The site noted, http://spitfirelist.com/for-the-record/ftr-691-the-confederate-secret-service-and-the-assassination-of-abraham-lincoln/ outlines an audio production based on the book "Come Retribution", by William A. Tidwell, James O. Hall, and David Winfred Gaddy; University Press of Mississippi, Copyright 1988 by UPM; ISBN 0-87805-348-4.
Tidwell and Gaddy are retired U.S. intelligence officers; Hall is a retired U.S. Department of Labor official. According to a Publishers' Weekly editorial on the Amazon.com website, "the authors speculate that the unexpected successes of Generals Grant and Sherman that forced Lee to surrender in April 1865 did not daunt Booth, who may have reasoned that "all was not lost; there were still Confederate armies in the field. Some dramatic action might yet save the Confederacy, and he was the one to do it." Acting on his own initiative, the authors advance, Booth shot Lincoln, then escaped via the route that would have served in the abduction plot. The evidence is, as the authors admit, circumstantial, the argument highly conjectural, the writing frequently infelicitous (an agent "went in to kill Vice-President Andrew Johnson but his courage was not sufficiently screwed up"). Nevertheless, Civil War and military history buffs will be intrigued by the documentation amassed in this hefty book."
The notes on the Spitfire site are filled with "it is possible", "may have", and other speculative phrases and ideas.
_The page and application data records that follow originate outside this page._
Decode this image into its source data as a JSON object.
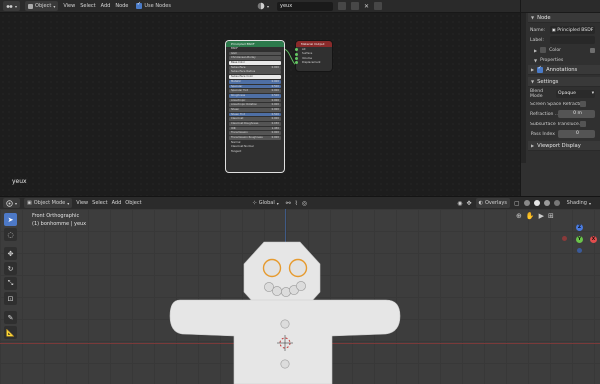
{
  "node_editor": {
    "header": {
      "mode": "Object",
      "menus": [
        "View",
        "Select",
        "Add",
        "Node"
      ],
      "use_nodes_label": "Use Nodes",
      "material_name": "yeux"
    },
    "object_name": "yeux",
    "bsdf_node": {
      "title": "Principled BSDF",
      "rows": [
        {
          "label": "BSDF",
          "value": "",
          "style": "plain"
        },
        {
          "label": "GGX",
          "value": "",
          "style": "grey"
        },
        {
          "label": "Christensen-Burley",
          "value": "",
          "style": "grey"
        },
        {
          "label": "Base Color",
          "value": "",
          "style": "white"
        },
        {
          "label": "Subsurface",
          "value": "0.000",
          "style": "grey"
        },
        {
          "label": "Subsurface Radius",
          "value": "",
          "style": "grey"
        },
        {
          "label": "Subsurface Color",
          "value": "",
          "style": "white"
        },
        {
          "label": "Metallic",
          "value": "0.000",
          "style": "blue"
        },
        {
          "label": "Specular",
          "value": "0.500",
          "style": "blue"
        },
        {
          "label": "Specular Tint",
          "value": "0.000",
          "style": "grey"
        },
        {
          "label": "Roughness",
          "value": "0.500",
          "style": "blue"
        },
        {
          "label": "Anisotropic",
          "value": "0.000",
          "style": "grey"
        },
        {
          "label": "Anisotropic Rotation",
          "value": "0.000",
          "style": "grey"
        },
        {
          "label": "Sheen",
          "value": "0.000",
          "style": "grey"
        },
        {
          "label": "Sheen Tint",
          "value": "0.500",
          "style": "blue"
        },
        {
          "label": "Clearcoat",
          "value": "0.000",
          "style": "grey"
        },
        {
          "label": "Clearcoat Roughness",
          "value": "0.030",
          "style": "grey"
        },
        {
          "label": "IOR",
          "value": "1.450",
          "style": "grey"
        },
        {
          "label": "Transmission",
          "value": "0.000",
          "style": "grey"
        },
        {
          "label": "Transmission Roughness",
          "value": "0.000",
          "style": "grey"
        },
        {
          "label": "Normal",
          "value": "",
          "style": "plain"
        },
        {
          "label": "Clearcoat Normal",
          "value": "",
          "style": "plain"
        },
        {
          "label": "Tangent",
          "value": "",
          "style": "plain"
        }
      ]
    },
    "output_node": {
      "title": "Material Output",
      "rows": [
        "All",
        "Surface",
        "Volume",
        "Displacement"
      ]
    }
  },
  "sidebar": {
    "node_panel": {
      "title": "Node",
      "name_label": "Name:",
      "name_value": "Principled BSDF",
      "label_label": "Label:",
      "label_value": "",
      "color_label": "Color",
      "properties_label": "Properties"
    },
    "annotations_label": "Annotations",
    "settings": {
      "title": "Settings",
      "blend_mode_label": "Blend Mode",
      "blend_mode_value": "Opaque",
      "ssr_label": "Screen Space Refracti...",
      "refraction_label": "Refraction ...",
      "refraction_value": "0 m",
      "sss_label": "Subsurface Translucе...",
      "pass_index_label": "Pass Index",
      "pass_index_value": "0"
    },
    "viewport_display_label": "Viewport Display"
  },
  "viewport": {
    "header": {
      "mode": "Object Mode",
      "menus": [
        "View",
        "Select",
        "Add",
        "Object"
      ],
      "orientation": "Global",
      "overlays_label": "Overlays",
      "shading_label": "Shading"
    },
    "view_name": "Front Orthographic",
    "collection_info": "(1) bonhomme | yeux",
    "gizmo": {
      "x": "X",
      "y": "Y",
      "z": "Z"
    }
  },
  "colors": {
    "accent_blue": "#4a7bc8",
    "bsdf_header": "#2d7a4c",
    "output_header": "#8a2a2a",
    "eye_outline": "#e69a2e",
    "axis_x": "#e24d4d",
    "axis_y": "#6ac44a",
    "axis_z": "#4a7be0"
  }
}
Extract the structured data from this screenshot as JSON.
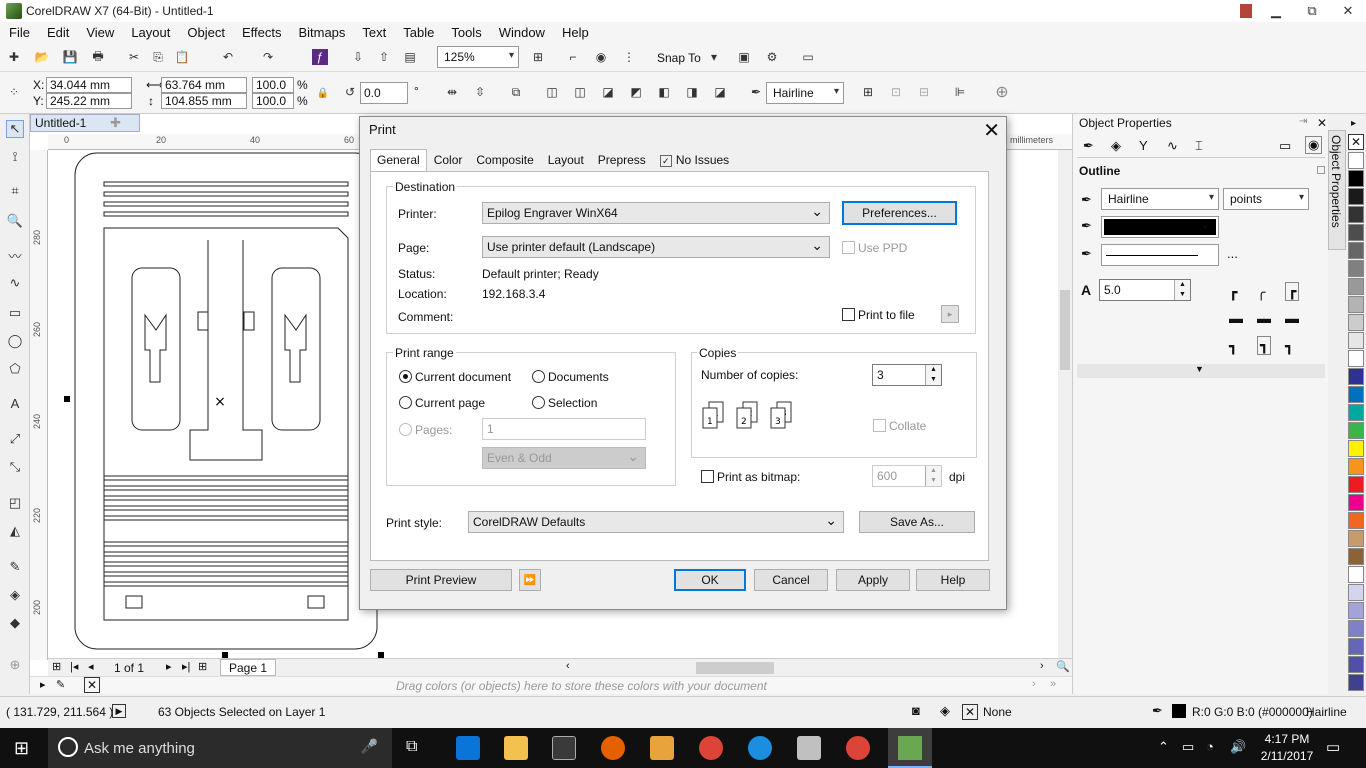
{
  "window": {
    "title": "CorelDRAW X7 (64-Bit) - Untitled-1",
    "controls": [
      "▁",
      "⧉",
      "✕"
    ]
  },
  "menu": [
    "File",
    "Edit",
    "View",
    "Layout",
    "Object",
    "Effects",
    "Bitmaps",
    "Text",
    "Table",
    "Tools",
    "Window",
    "Help"
  ],
  "toolbar": {
    "zoom": "125%",
    "snap_to": "Snap To"
  },
  "propbar": {
    "x_label": "X:",
    "x_value": "34.044 mm",
    "y_label": "Y:",
    "y_value": "245.22 mm",
    "w_value": "63.764 mm",
    "h_value": "104.855 mm",
    "scale_w": "100.0",
    "scale_h": "100.0",
    "pct1": "%",
    "pct2": "%",
    "rotation": "0.0",
    "deg": "°",
    "outline": "Hairline"
  },
  "document": {
    "tab": "Untitled-1",
    "ruler_unit": "millimeters",
    "hruler_ticks": [
      "0",
      "20",
      "40",
      "60"
    ],
    "vruler_ticks": [
      "280",
      "260",
      "240",
      "220",
      "200"
    ],
    "page_count": "1 of 1",
    "page_tab": "Page 1"
  },
  "colordrop": {
    "hint": "Drag colors (or objects) here to store these colors with your document"
  },
  "docker": {
    "title": "Object Properties",
    "section": "Outline",
    "outline_width": "Hairline",
    "units": "points",
    "miter": "5.0",
    "more": "...",
    "side_tab": "Object Properties"
  },
  "palette": {
    "colors": [
      "#ffffff",
      "#000000",
      "#1a1a1a",
      "#333333",
      "#4d4d4d",
      "#666666",
      "#808080",
      "#999999",
      "#b3b3b3",
      "#cccccc",
      "#e6e6e6",
      "#ffffff",
      "#2e3192",
      "#0071bc",
      "#00a99d",
      "#39b54a",
      "#fff200",
      "#f7941d",
      "#ed1c24",
      "#ec008c",
      "#f26522",
      "#c69c6d",
      "#8c6239",
      "#ffffff",
      "#d4d4f0",
      "#a3a3d9",
      "#8080c8",
      "#6666b8",
      "#5050a8",
      "#404090"
    ]
  },
  "statusbar": {
    "coords": "( 131.729, 211.564 )",
    "selection": "63 Objects Selected on Layer 1",
    "fill": "None",
    "outline_color": "R:0 G:0 B:0 (#000000)",
    "outline_width": "Hairline"
  },
  "taskbar": {
    "search_placeholder": "Ask me anything",
    "time": "4:17 PM",
    "date": "2/11/2017"
  },
  "dialog": {
    "title": "Print",
    "tabs": [
      "General",
      "Color",
      "Composite",
      "Layout",
      "Prepress",
      "No Issues"
    ],
    "destination": {
      "title": "Destination",
      "printer_label": "Printer:",
      "printer": "Epilog Engraver WinX64",
      "preferences": "Preferences...",
      "page_label": "Page:",
      "page": "Use printer default (Landscape)",
      "use_ppd": "Use PPD",
      "status_label": "Status:",
      "status": "Default printer; Ready",
      "location_label": "Location:",
      "location": "192.168.3.4",
      "comment_label": "Comment:",
      "print_to_file": "Print to file"
    },
    "print_range": {
      "title": "Print range",
      "current_document": "Current document",
      "documents": "Documents",
      "current_page": "Current page",
      "selection": "Selection",
      "pages_label": "Pages:",
      "pages_value": "1",
      "even_odd": "Even & Odd"
    },
    "copies": {
      "title": "Copies",
      "number_label": "Number of copies:",
      "number": "3",
      "collate": "Collate"
    },
    "bitmap": {
      "label": "Print as bitmap:",
      "dpi_value": "600",
      "dpi_unit": "dpi"
    },
    "style": {
      "label": "Print style:",
      "value": "CorelDRAW Defaults",
      "save_as": "Save As..."
    },
    "buttons": {
      "preview": "Print Preview",
      "ok": "OK",
      "cancel": "Cancel",
      "apply": "Apply",
      "help": "Help"
    }
  }
}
The attempt to involve Mosby in the plot is ludicrous. His troops were supposed to have been in place to protect and guide the group kidnapping Lincoln. Booth was still on the run when Mosby disbanded his unit April 21, 1865. Booth was not killed until April 26. He received aid from no one except the unfortunate Dr. Mudd. If there were other co-conspiritors, they must have been the most inept group ever assigned a task of such magnitude. Even the book cited grants that Booth acted on his own in the assassination. Given Lee's surrender, and the Confederate government's abandonment of Richmond, no sane official unit would have proceeded with their plan; to whom would they have delivered Lincoln? Any checks paid to Booth would have been for the Lincoln kidnap plot, not his murder. Stan